◆ Data to use:
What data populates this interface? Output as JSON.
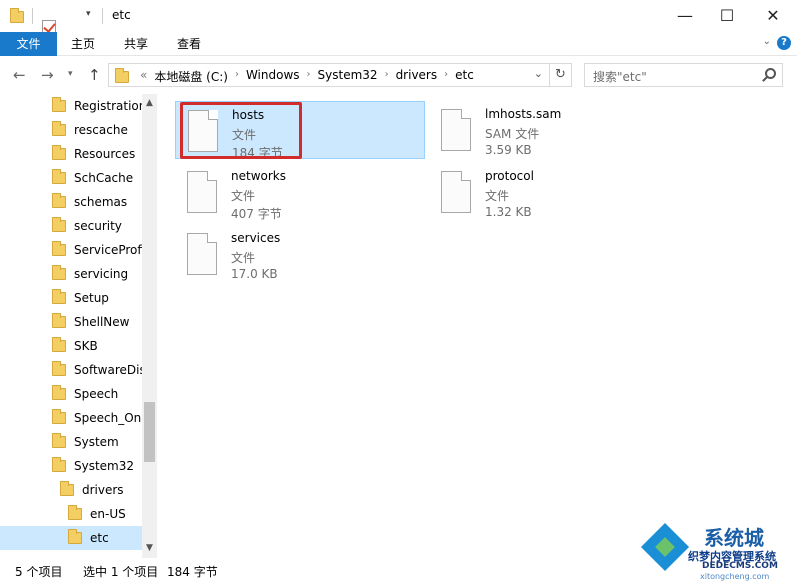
{
  "window": {
    "title": "etc"
  },
  "ribbon": {
    "tabs": [
      {
        "label": "文件"
      },
      {
        "label": "主页"
      },
      {
        "label": "共享"
      },
      {
        "label": "查看"
      }
    ],
    "help_label": "?"
  },
  "address": {
    "prefix": "«",
    "crumbs": [
      "本地磁盘 (C:)",
      "Windows",
      "System32",
      "drivers",
      "etc"
    ]
  },
  "search": {
    "placeholder": "搜索\"etc\""
  },
  "nav_tree": {
    "items": [
      {
        "label": "Registration"
      },
      {
        "label": "rescache"
      },
      {
        "label": "Resources"
      },
      {
        "label": "SchCache"
      },
      {
        "label": "schemas"
      },
      {
        "label": "security"
      },
      {
        "label": "ServiceProfil"
      },
      {
        "label": "servicing"
      },
      {
        "label": "Setup"
      },
      {
        "label": "ShellNew"
      },
      {
        "label": "SKB"
      },
      {
        "label": "SoftwareDist"
      },
      {
        "label": "Speech"
      },
      {
        "label": "Speech_One"
      },
      {
        "label": "System"
      },
      {
        "label": "System32"
      },
      {
        "label": "drivers"
      },
      {
        "label": "en-US"
      },
      {
        "label": "etc"
      }
    ],
    "selected": "etc"
  },
  "files": [
    {
      "name": "hosts",
      "type": "文件",
      "size": "184 字节",
      "selected": true
    },
    {
      "name": "lmhosts.sam",
      "type": "SAM 文件",
      "size": "3.59 KB",
      "selected": false
    },
    {
      "name": "networks",
      "type": "文件",
      "size": "407 字节",
      "selected": false
    },
    {
      "name": "protocol",
      "type": "文件",
      "size": "1.32 KB",
      "selected": false
    },
    {
      "name": "services",
      "type": "文件",
      "size": "17.0 KB",
      "selected": false
    }
  ],
  "status": {
    "item_count": "5 个项目",
    "selection": "选中 1 个项目",
    "selection_size": "184 字节"
  },
  "watermark": {
    "line1": "系统城",
    "line2": "织梦内容管理系统",
    "line3": "DEDECMS.COM",
    "line4": "xitongcheng.com"
  },
  "colors": {
    "accent": "#1979ca",
    "selection": "#cce8ff",
    "highlight_border": "#d12b2b",
    "folder": "#f3cf63"
  }
}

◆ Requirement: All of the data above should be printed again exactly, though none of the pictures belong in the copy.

◆ Solution below:
What data populates this interface? Output as JSON.
{
  "window": {
    "title": "etc"
  },
  "ribbon": {
    "tabs": [
      {
        "label": "文件"
      },
      {
        "label": "主页"
      },
      {
        "label": "共享"
      },
      {
        "label": "查看"
      }
    ],
    "help_label": "?"
  },
  "address": {
    "prefix": "«",
    "crumbs": [
      "本地磁盘 (C:)",
      "Windows",
      "System32",
      "drivers",
      "etc"
    ]
  },
  "search": {
    "placeholder": "搜索\"etc\""
  },
  "nav_tree": {
    "items": [
      {
        "label": "Registration"
      },
      {
        "label": "rescache"
      },
      {
        "label": "Resources"
      },
      {
        "label": "SchCache"
      },
      {
        "label": "schemas"
      },
      {
        "label": "security"
      },
      {
        "label": "ServiceProfil"
      },
      {
        "label": "servicing"
      },
      {
        "label": "Setup"
      },
      {
        "label": "ShellNew"
      },
      {
        "label": "SKB"
      },
      {
        "label": "SoftwareDist"
      },
      {
        "label": "Speech"
      },
      {
        "label": "Speech_One"
      },
      {
        "label": "System"
      },
      {
        "label": "System32"
      },
      {
        "label": "drivers"
      },
      {
        "label": "en-US"
      },
      {
        "label": "etc"
      }
    ],
    "selected": "etc"
  },
  "files": [
    {
      "name": "hosts",
      "type": "文件",
      "size": "184 字节",
      "selected": true
    },
    {
      "name": "lmhosts.sam",
      "type": "SAM 文件",
      "size": "3.59 KB",
      "selected": false
    },
    {
      "name": "networks",
      "type": "文件",
      "size": "407 字节",
      "selected": false
    },
    {
      "name": "protocol",
      "type": "文件",
      "size": "1.32 KB",
      "selected": false
    },
    {
      "name": "services",
      "type": "文件",
      "size": "17.0 KB",
      "selected": false
    }
  ],
  "status": {
    "item_count": "5 个项目",
    "selection": "选中 1 个项目",
    "selection_size": "184 字节"
  },
  "watermark": {
    "line1": "系统城",
    "line2": "织梦内容管理系统",
    "line3": "DEDECMS.COM",
    "line4": "xitongcheng.com"
  },
  "colors": {
    "accent": "#1979ca",
    "selection": "#cce8ff",
    "highlight_border": "#d12b2b",
    "folder": "#f3cf63"
  }
}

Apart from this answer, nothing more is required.